BEGIN GIVEN ENTRIES

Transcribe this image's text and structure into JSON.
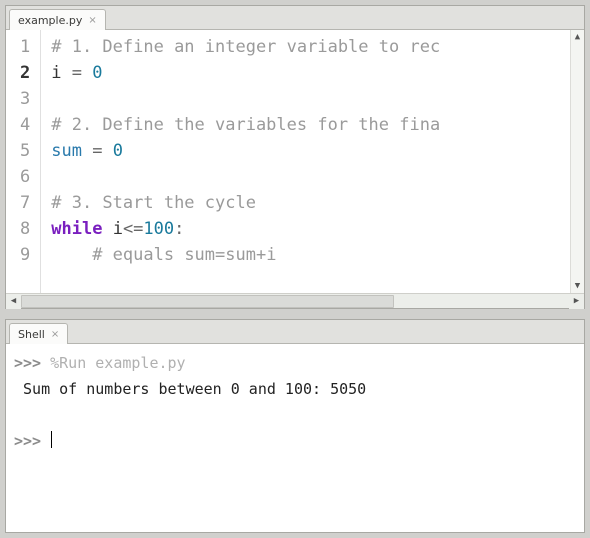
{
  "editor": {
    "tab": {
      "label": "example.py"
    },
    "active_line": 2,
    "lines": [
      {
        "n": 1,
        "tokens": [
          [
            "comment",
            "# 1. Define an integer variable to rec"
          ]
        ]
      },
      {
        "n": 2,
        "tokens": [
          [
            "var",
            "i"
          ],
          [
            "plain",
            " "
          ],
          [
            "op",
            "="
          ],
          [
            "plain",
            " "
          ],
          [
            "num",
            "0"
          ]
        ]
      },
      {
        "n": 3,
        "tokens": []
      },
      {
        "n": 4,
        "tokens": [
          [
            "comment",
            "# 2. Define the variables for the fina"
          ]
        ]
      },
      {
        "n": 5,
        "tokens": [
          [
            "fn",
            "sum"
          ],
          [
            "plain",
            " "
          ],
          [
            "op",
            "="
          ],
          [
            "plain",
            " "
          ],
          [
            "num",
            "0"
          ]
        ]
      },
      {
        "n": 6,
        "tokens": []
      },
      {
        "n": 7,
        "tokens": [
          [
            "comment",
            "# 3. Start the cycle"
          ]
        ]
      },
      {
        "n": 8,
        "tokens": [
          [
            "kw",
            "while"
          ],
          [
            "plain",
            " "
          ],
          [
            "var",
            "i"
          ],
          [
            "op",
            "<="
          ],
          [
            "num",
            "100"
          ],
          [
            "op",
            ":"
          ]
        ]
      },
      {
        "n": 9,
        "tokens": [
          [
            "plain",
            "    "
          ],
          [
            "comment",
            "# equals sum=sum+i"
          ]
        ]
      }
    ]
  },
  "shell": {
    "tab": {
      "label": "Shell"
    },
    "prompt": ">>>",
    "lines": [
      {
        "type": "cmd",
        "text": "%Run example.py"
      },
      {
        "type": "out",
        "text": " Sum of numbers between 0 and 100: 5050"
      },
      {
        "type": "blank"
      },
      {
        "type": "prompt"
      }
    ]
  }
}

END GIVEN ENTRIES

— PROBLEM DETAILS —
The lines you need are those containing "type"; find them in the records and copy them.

— SOLUTION TO THE EXERCISE —
        "type": "cmd",
        "type": "out",
        "type": "blank"
        "type": "prompt"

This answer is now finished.